(Photo: Stephen Upchurch)
A new, unauthorized traffic sign attached to a utility pole on NE Ainsworth Street at 30th urges people on bikes to leave the narrow, busy street and take the neighborhood greenway one block over instead. Nearby resident Stephen Upchurch sent in a photo of the sign. It reads, “Bike route one block [arrow]: Be SAFE.”
“The sign is, in my mind, symbolic of that tension. Tension that arises out of the unfortunate way that the street is set up.”
— Stephen Upchurch, nearby resident
The sign touches on what has become a major debate in bike and transportation planning circles as cities across the country develop bike boulevard networks: Should people continue to ride on busy, narrow streets when there is a bike-specific, low-stress route just one block over?
Former Portland bike coordinator and now nationally prominent consultant and author Mia Birk penned an article about this issue recently that appeared in the Portland Tribune. The headline itself, Are cyclists clueless or just plain rude? spoke to the heated feelings around this issue.
Ainsworth specifically, is in many ways ground zero for this debate because of its extremely narrow cross-section.
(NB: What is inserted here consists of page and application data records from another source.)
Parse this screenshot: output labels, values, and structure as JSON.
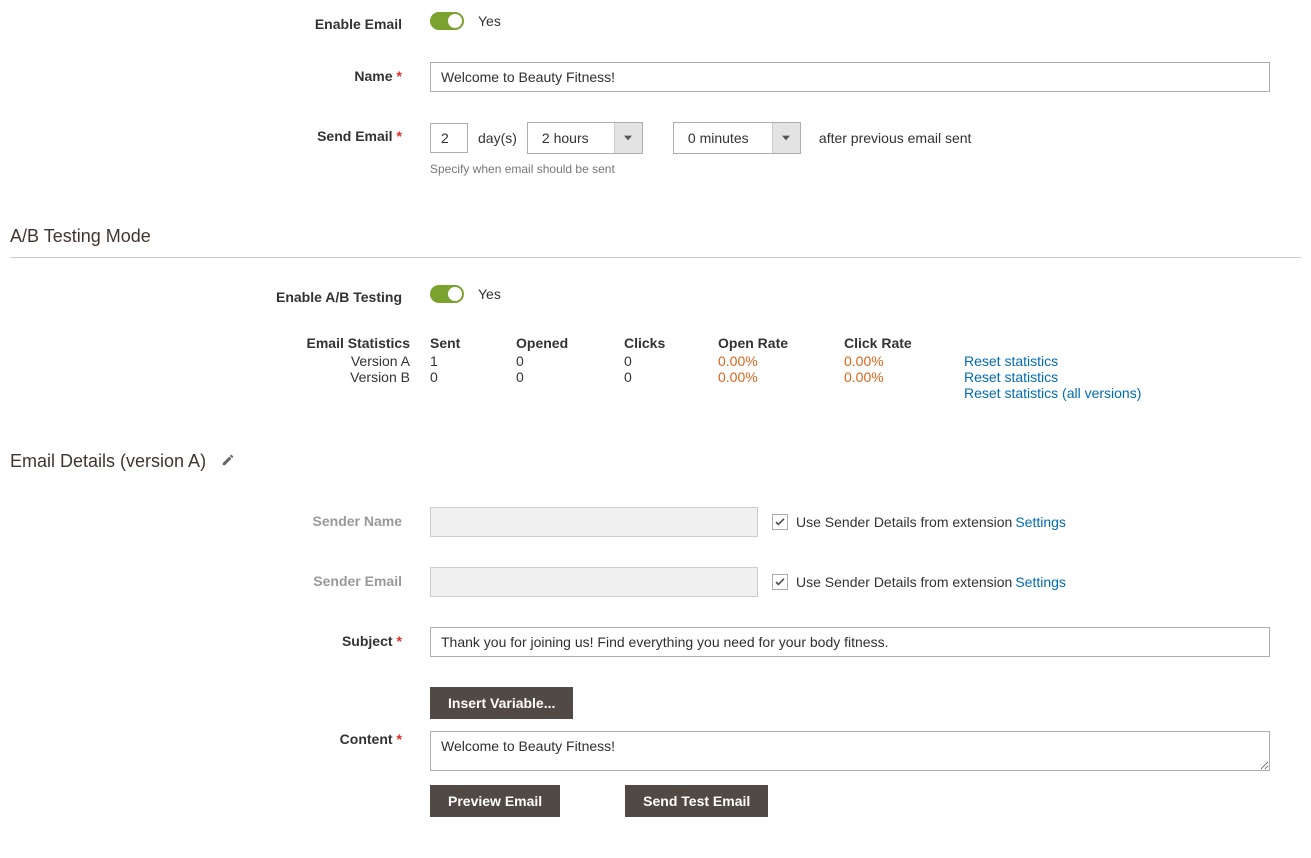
{
  "fields": {
    "enable_email_label": "Enable Email",
    "enable_email_value": "Yes",
    "name_label": "Name",
    "name_value": "Welcome to Beauty Fitness!",
    "send_email_label": "Send Email",
    "send_days_value": "2",
    "send_days_unit": "day(s)",
    "send_hours_value": "2 hours",
    "send_minutes_value": "0 minutes",
    "send_after_text": "after previous email sent",
    "send_hint": "Specify when email should be sent"
  },
  "ab": {
    "section_title": "A/B Testing Mode",
    "enable_label": "Enable A/B Testing",
    "enable_value": "Yes",
    "stats_title": "Email Statistics",
    "headers": {
      "sent": "Sent",
      "opened": "Opened",
      "clicks": "Clicks",
      "open_rate": "Open Rate",
      "click_rate": "Click Rate"
    },
    "rows": [
      {
        "label": "Version A",
        "sent": "1",
        "opened": "0",
        "clicks": "0",
        "open_rate": "0.00%",
        "click_rate": "0.00%",
        "reset": "Reset statistics"
      },
      {
        "label": "Version B",
        "sent": "0",
        "opened": "0",
        "clicks": "0",
        "open_rate": "0.00%",
        "click_rate": "0.00%",
        "reset": "Reset statistics"
      }
    ],
    "reset_all": "Reset statistics (all versions)"
  },
  "details": {
    "section_title": "Email Details (version A)",
    "sender_name_label": "Sender Name",
    "sender_email_label": "Sender Email",
    "use_sender_text": "Use Sender Details from extension",
    "settings_link": "Settings",
    "subject_label": "Subject",
    "subject_value": "Thank you for joining us! Find everything you need for your body fitness.",
    "insert_variable": "Insert Variable...",
    "content_label": "Content",
    "content_value": "Welcome to Beauty Fitness!",
    "preview_btn": "Preview Email",
    "send_test_btn": "Send Test Email"
  }
}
Despite being a major neighborhood collector street that serves a relatively high volume of traffic, a “linear arboretum” that runs down its center and on-street parking make it too narrow for people on bikes and cars to travel side-by-side.
(Photo: Peter Welte)
And who can forget the famous “Ainsworth Incident” back in 2008 when a Portland Police officer nearly struck a group of people riding on Ainsworth and then issued one of them a ticket for impeding traffic.
We’ve offered suggestions on how the City might improve access on Ainsworth; but so far we’re not aware of any changes in the works.
This brings us back to the “Be SAFE” sign. Mr. Upchurch shared some of his feelings about the street with us via email:
“[The sign] attempts to direct those on bikes toward what is termed a “Bike route” accompanied by the suggestion that being SAFE is taking that route. That’s presumably Holman the neighborhood greenway, as opposed to Ainsworth with its narrow travel lane and on-street parking that combine to squeeze bikes and cars and any tension within their occupants right to the top.
The sign is, in my mind, symbolic of that tension. Tension that arises out of the unfortunate way that the street is set up.
Don’t get me wrong I enjoy riding on Holman and am happy with what PBOT has done with it but I can tell you as one who lives on Ainsworth there is a consistent stream of bikes on the street and I don’t think they are going away. I just wish there was more room… for everyone.”